- _Material supplied_:
* * *

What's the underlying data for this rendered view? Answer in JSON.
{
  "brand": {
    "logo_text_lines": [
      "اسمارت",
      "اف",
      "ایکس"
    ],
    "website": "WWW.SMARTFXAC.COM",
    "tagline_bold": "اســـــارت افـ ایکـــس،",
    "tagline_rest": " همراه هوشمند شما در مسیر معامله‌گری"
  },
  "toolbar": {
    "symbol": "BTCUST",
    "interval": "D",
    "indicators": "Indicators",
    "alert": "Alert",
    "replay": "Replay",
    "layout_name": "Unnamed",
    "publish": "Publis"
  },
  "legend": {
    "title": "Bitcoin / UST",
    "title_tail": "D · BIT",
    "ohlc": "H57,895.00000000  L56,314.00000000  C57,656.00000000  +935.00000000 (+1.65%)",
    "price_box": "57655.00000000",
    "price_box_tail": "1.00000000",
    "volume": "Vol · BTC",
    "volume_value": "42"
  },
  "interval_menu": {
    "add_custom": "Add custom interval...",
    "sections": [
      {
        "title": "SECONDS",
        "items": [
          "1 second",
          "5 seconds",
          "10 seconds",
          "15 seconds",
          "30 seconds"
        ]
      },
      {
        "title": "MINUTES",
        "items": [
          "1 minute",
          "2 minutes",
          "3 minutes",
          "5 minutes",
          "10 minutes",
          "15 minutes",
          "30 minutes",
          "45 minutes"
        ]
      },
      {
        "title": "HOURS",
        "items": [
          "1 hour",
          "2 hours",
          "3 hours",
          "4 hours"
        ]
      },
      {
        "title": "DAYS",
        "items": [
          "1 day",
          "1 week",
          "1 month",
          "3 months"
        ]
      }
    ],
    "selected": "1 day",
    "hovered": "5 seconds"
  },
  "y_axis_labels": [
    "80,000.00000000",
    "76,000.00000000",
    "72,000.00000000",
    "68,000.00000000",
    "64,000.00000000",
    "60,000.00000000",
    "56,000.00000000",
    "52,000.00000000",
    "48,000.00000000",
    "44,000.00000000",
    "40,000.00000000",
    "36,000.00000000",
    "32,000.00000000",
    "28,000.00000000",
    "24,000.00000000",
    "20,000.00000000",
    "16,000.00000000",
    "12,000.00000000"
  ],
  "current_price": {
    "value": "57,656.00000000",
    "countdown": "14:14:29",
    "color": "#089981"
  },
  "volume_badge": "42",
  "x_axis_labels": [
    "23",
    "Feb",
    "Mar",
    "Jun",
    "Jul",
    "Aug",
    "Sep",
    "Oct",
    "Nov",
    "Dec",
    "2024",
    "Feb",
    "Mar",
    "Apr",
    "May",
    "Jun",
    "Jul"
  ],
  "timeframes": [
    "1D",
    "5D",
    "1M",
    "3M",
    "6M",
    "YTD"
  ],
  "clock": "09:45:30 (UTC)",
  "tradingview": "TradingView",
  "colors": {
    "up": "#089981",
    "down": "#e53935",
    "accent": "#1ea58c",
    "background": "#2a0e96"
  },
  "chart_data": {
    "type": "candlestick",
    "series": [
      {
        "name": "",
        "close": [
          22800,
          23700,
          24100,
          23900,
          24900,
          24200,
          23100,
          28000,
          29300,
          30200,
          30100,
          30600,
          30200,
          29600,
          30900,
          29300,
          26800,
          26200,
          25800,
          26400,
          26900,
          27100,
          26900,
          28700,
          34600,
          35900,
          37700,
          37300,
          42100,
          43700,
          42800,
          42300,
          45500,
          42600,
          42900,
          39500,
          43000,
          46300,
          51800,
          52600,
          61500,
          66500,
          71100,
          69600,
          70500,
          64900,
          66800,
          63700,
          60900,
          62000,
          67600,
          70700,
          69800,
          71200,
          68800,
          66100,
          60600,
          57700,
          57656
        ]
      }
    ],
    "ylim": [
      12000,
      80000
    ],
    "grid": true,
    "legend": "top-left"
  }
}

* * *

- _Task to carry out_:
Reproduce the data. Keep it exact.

- _Reply to the exercise_:
What's the underlying data for this rendered view? Answer in JSON.
{
  "brand": {
    "logo_text_lines": [
      "اسمارت",
      "اف",
      "ایکس"
    ],
    "website": "WWW.SMARTFXAC.COM",
    "tagline_bold": "اســـــارت افـ ایکـــس،",
    "tagline_rest": " همراه هوشمند شما در مسیر معامله‌گری"
  },
  "toolbar": {
    "symbol": "BTCUST",
    "interval": "D",
    "indicators": "Indicators",
    "alert": "Alert",
    "replay": "Replay",
    "layout_name": "Unnamed",
    "publish": "Publis"
  },
  "legend": {
    "title": "Bitcoin / UST",
    "title_tail": "D · BIT",
    "ohlc": "H57,895.00000000  L56,314.00000000  C57,656.00000000  +935.00000000 (+1.65%)",
    "price_box": "57655.00000000",
    "price_box_tail": "1.00000000",
    "volume": "Vol · BTC",
    "volume_value": "42"
  },
  "interval_menu": {
    "add_custom": "Add custom interval...",
    "sections": [
      {
        "title": "SECONDS",
        "items": [
          "1 second",
          "5 seconds",
          "10 seconds",
          "15 seconds",
          "30 seconds"
        ]
      },
      {
        "title": "MINUTES",
        "items": [
          "1 minute",
          "2 minutes",
          "3 minutes",
          "5 minutes",
          "10 minutes",
          "15 minutes",
          "30 minutes",
          "45 minutes"
        ]
      },
      {
        "title": "HOURS",
        "items": [
          "1 hour",
          "2 hours",
          "3 hours",
          "4 hours"
        ]
      },
      {
        "title": "DAYS",
        "items": [
          "1 day",
          "1 week",
          "1 month",
          "3 months"
        ]
      }
    ],
    "selected": "1 day",
    "hovered": "5 seconds"
  },
  "y_axis_labels": [
    "80,000.00000000",
    "76,000.00000000",
    "72,000.00000000",
    "68,000.00000000",
    "64,000.00000000",
    "60,000.00000000",
    "56,000.00000000",
    "52,000.00000000",
    "48,000.00000000",
    "44,000.00000000",
    "40,000.00000000",
    "36,000.00000000",
    "32,000.00000000",
    "28,000.00000000",
    "24,000.00000000",
    "20,000.00000000",
    "16,000.00000000",
    "12,000.00000000"
  ],
  "current_price": {
    "value": "57,656.00000000",
    "countdown": "14:14:29",
    "color": "#089981"
  },
  "volume_badge": "42",
  "x_axis_labels": [
    "23",
    "Feb",
    "Mar",
    "Jun",
    "Jul",
    "Aug",
    "Sep",
    "Oct",
    "Nov",
    "Dec",
    "2024",
    "Feb",
    "Mar",
    "Apr",
    "May",
    "Jun",
    "Jul"
  ],
  "timeframes": [
    "1D",
    "5D",
    "1M",
    "3M",
    "6M",
    "YTD"
  ],
  "clock": "09:45:30 (UTC)",
  "tradingview": "TradingView",
  "colors": {
    "up": "#089981",
    "down": "#e53935",
    "accent": "#1ea58c",
    "background": "#2a0e96"
  },
  "chart_data": {
    "type": "candlestick",
    "series": [
      {
        "name": "",
        "close": [
          22800,
          23700,
          24100,
          23900,
          24900,
          24200,
          23100,
          28000,
          29300,
          30200,
          30100,
          30600,
          30200,
          29600,
          30900,
          29300,
          26800,
          26200,
          25800,
          26400,
          26900,
          27100,
          26900,
          28700,
          34600,
          35900,
          37700,
          37300,
          42100,
          43700,
          42800,
          42300,
          45500,
          42600,
          42900,
          39500,
          43000,
          46300,
          51800,
          52600,
          61500,
          66500,
          71100,
          69600,
          70500,
          64900,
          66800,
          63700,
          60900,
          62000,
          67600,
          70700,
          69800,
          71200,
          68800,
          66100,
          60600,
          57700,
          57656
        ]
      }
    ],
    "ylim": [
      12000,
      80000
    ],
    "grid": true,
    "legend": "top-left"
  }
}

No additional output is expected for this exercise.